The provisions bring the legislation which resulted from the Health Practitioners (Replacement of Statutory References to Medical Practitioners) Bill into force. This was an omnibus Bill which amending seven statutes to increase the range of functions that can be performed by health practitioners under those statutes by changing certain references to medical practitioners to references to health practitioners

The Burial and Cremation Amendment Act 2016 will come into force on 31 January 2018 following the Burial and Cremation Amendment Act 2016 Commencement Order 2017.

The Act amends the Burial and Cremation Act 1964 by renaming a doctor's certificate as a certificate of cause of death, and by replacing references to a doctor with references to either a health practitioner, a medical practitioner, a nurse practitioner, or a combination of those terms.

The Medicines Amendment Act 2016 will come into force on 31 January 2018 following the Medicines Amendment Act 2016 Commencement Order 2017.

The Act amends the Medicines Act 1981 by permitting nurse practitioners to supervise designated prescribers who prescribe prescription medicines.

The Mental Health (Compulsory Assessment and Treatment) Amendment Act 2016 will come into force on 31 January 2017 following the Mental Health (Compulsory Assessment and Treatment) Amendment Act 2016 Commencement Order 2017.

The Act amends the Mental Health (Compulsory Assessment and Treatment) Act 1992 by replacing references to medical practitioners with references to health practitioners.

The Misuse of Drugs Amendment Act 2016 will come into force on 31 January 2018 following the Misuse of Drugs Amendment Act 2016 Commencement Order 2017.

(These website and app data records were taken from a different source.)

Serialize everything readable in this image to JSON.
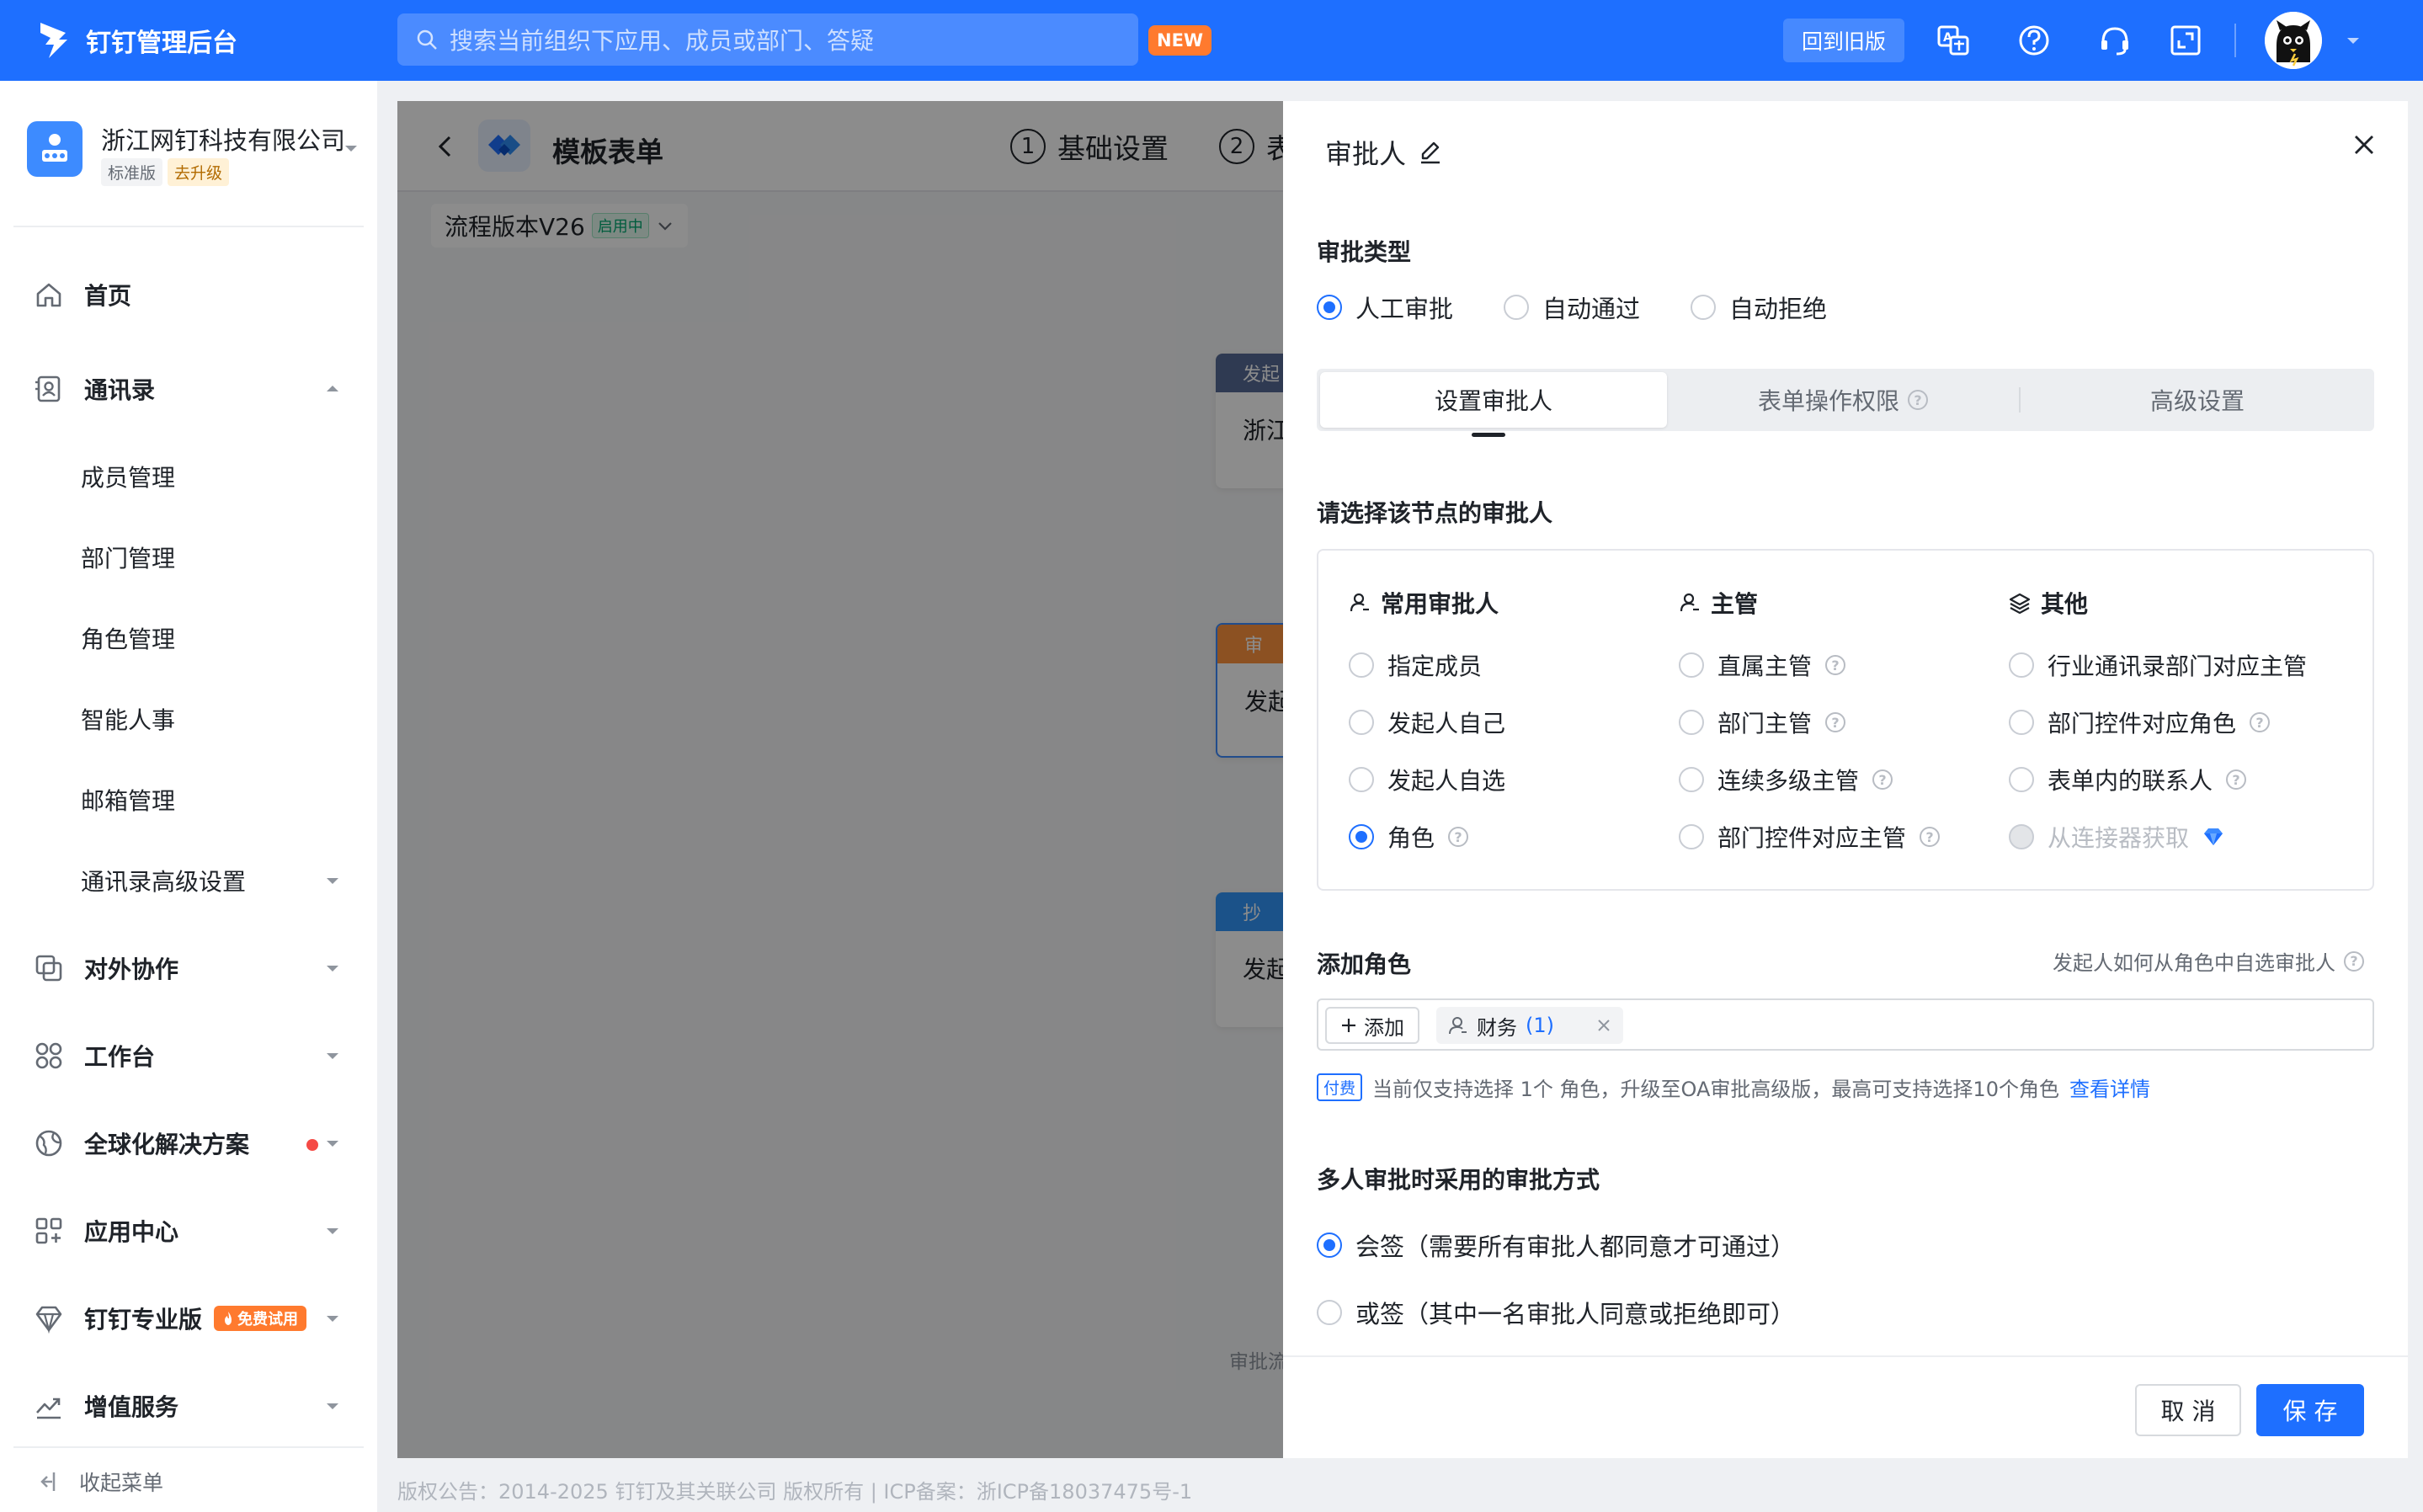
{
  "topbar": {
    "app_title": "钉钉管理后台",
    "search_placeholder": "搜索当前组织下应用、成员或部门、答疑",
    "new_badge": "NEW",
    "old_version_label": "回到旧版",
    "icons": [
      "translate-icon",
      "help-icon",
      "customer-service-icon",
      "fullscreen-icon"
    ],
    "brand_color": "#1e6fff"
  },
  "sidebar": {
    "org_name": "浙江网钉科技有限公司",
    "org_plan": "标准版",
    "org_upgrade": "去升级",
    "items": [
      {
        "label": "首页",
        "icon": "home-icon"
      },
      {
        "label": "通讯录",
        "icon": "contacts-icon",
        "expanded": true
      },
      {
        "label": "对外协作",
        "icon": "collaboration-icon"
      },
      {
        "label": "工作台",
        "icon": "workbench-icon"
      },
      {
        "label": "全球化解决方案",
        "icon": "globe-icon",
        "dot": true
      },
      {
        "label": "应用中心",
        "icon": "apps-icon"
      },
      {
        "label": "钉钉专业版",
        "icon": "diamond-icon",
        "badge": "免费试用"
      },
      {
        "label": "增值服务",
        "icon": "chart-icon"
      }
    ],
    "subitems": [
      "成员管理",
      "部门管理",
      "角色管理",
      "智能人事",
      "邮箱管理",
      "通讯录高级设置"
    ],
    "collapse_label": "收起菜单"
  },
  "page": {
    "title": "模板表单",
    "steps": [
      {
        "num": "1",
        "label": "基础设置"
      },
      {
        "num": "2",
        "label": "表"
      }
    ],
    "version_label": "流程版本V26",
    "version_status": "启用中",
    "flow_cards": [
      {
        "head": "发起",
        "body": "浙江"
      },
      {
        "head": "审",
        "body": "发起"
      },
      {
        "head": "抄",
        "body": "发起"
      }
    ],
    "flow_note": "审批流",
    "footer": "版权公告：2014-2025 钉钉及其关联公司 版权所有 | ICP备案：浙ICP备18037475号-1"
  },
  "drawer": {
    "title": "审批人",
    "approval_type_label": "审批类型",
    "approval_types": [
      {
        "label": "人工审批",
        "selected": true
      },
      {
        "label": "自动通过",
        "selected": false
      },
      {
        "label": "自动拒绝",
        "selected": false
      }
    ],
    "tabs": [
      {
        "label": "设置审批人",
        "active": true
      },
      {
        "label": "表单操作权限",
        "help": true
      },
      {
        "label": "高级设置"
      }
    ],
    "choose_label": "请选择该节点的审批人",
    "columns": [
      {
        "title": "常用审批人",
        "icon": "user-icon",
        "options": [
          {
            "label": "指定成员",
            "selected": false,
            "help": false
          },
          {
            "label": "发起人自己",
            "selected": false,
            "help": false
          },
          {
            "label": "发起人自选",
            "selected": false,
            "help": false
          },
          {
            "label": "角色",
            "selected": true,
            "help": true
          }
        ]
      },
      {
        "title": "主管",
        "icon": "user-icon",
        "options": [
          {
            "label": "直属主管",
            "selected": false,
            "help": true
          },
          {
            "label": "部门主管",
            "selected": false,
            "help": true
          },
          {
            "label": "连续多级主管",
            "selected": false,
            "help": true
          },
          {
            "label": "部门控件对应主管",
            "selected": false,
            "help": true
          }
        ]
      },
      {
        "title": "其他",
        "icon": "layers-icon",
        "options": [
          {
            "label": "行业通讯录部门对应主管",
            "selected": false,
            "help": false
          },
          {
            "label": "部门控件对应角色",
            "selected": false,
            "help": true
          },
          {
            "label": "表单内的联系人",
            "selected": false,
            "help": true
          },
          {
            "label": "从连接器获取",
            "selected": false,
            "disabled": true,
            "diamond": true
          }
        ]
      }
    ],
    "add_role_label": "添加角色",
    "add_role_help": "发起人如何从角色中自选审批人",
    "add_button": "添加",
    "role_tag": {
      "name": "财务",
      "count": "(1)"
    },
    "pay_badge": "付费",
    "pay_note": "当前仅支持选择 1个 角色，升级至OA审批高级版，最高可支持选择10个角色",
    "pay_link": "查看详情",
    "multi_label": "多人审批时采用的审批方式",
    "multi_options": [
      {
        "label": "会签（需要所有审批人都同意才可通过）",
        "selected": true
      },
      {
        "label": "或签（其中一名审批人同意或拒绝即可）",
        "selected": false
      }
    ],
    "cancel_label": "取 消",
    "save_label": "保 存"
  }
}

The Act amends the Misuse of Drugs Act 1975 to extend the exemption from the general prohibition on health practitioners prescribing, administering, or supplying a controlled drug to a person who the health practitioner has reason to believe is dependent on that drug or any other controlled drug. The exemption is extended to apply to nurse practitioners and designated prescriber nurses on substantially the same terms as the exemption applies to medical practitioners.

The Holidays Amendment Act (No 2) 2016 will come into force on 31 January 2018 following the Holidays Amendment Act (No 2) 2016 Commencement Order 2017.

The Act amends the Holidays Act 2003 by by replacing a reference to a medical practitioner with a reference to a health practitioner.

The Accident Compensation Amendment Act 2016 will come into force on 31 January 2018 following the Accident Compensation Amendment Act 2016 Commencement Order 2017.

The Act amends schedule 1 of the Accident Compensation Act 2001 to require that the health practitioner leading the co-ordination of the provision of treatment or rehabilitation to a claimant be given the opportunity to participate in the preparation of the claimant’s individual rehabilitation plan (rather than all medical practitioners providing treatment to the claimant).

The Children, Young Persons, and Their Families Amendment Act (No 2) 2016 will come into force on 31 January 2018 following the Children, Young Persons, and Their Families Amendment Act (No 2) 2016 Commencement Order 2017.

The Act amends the Oranga Tamariki Act 1989 by replacing references to medical practitioners with references to health practitioners.

Last updated on the 16th September 2019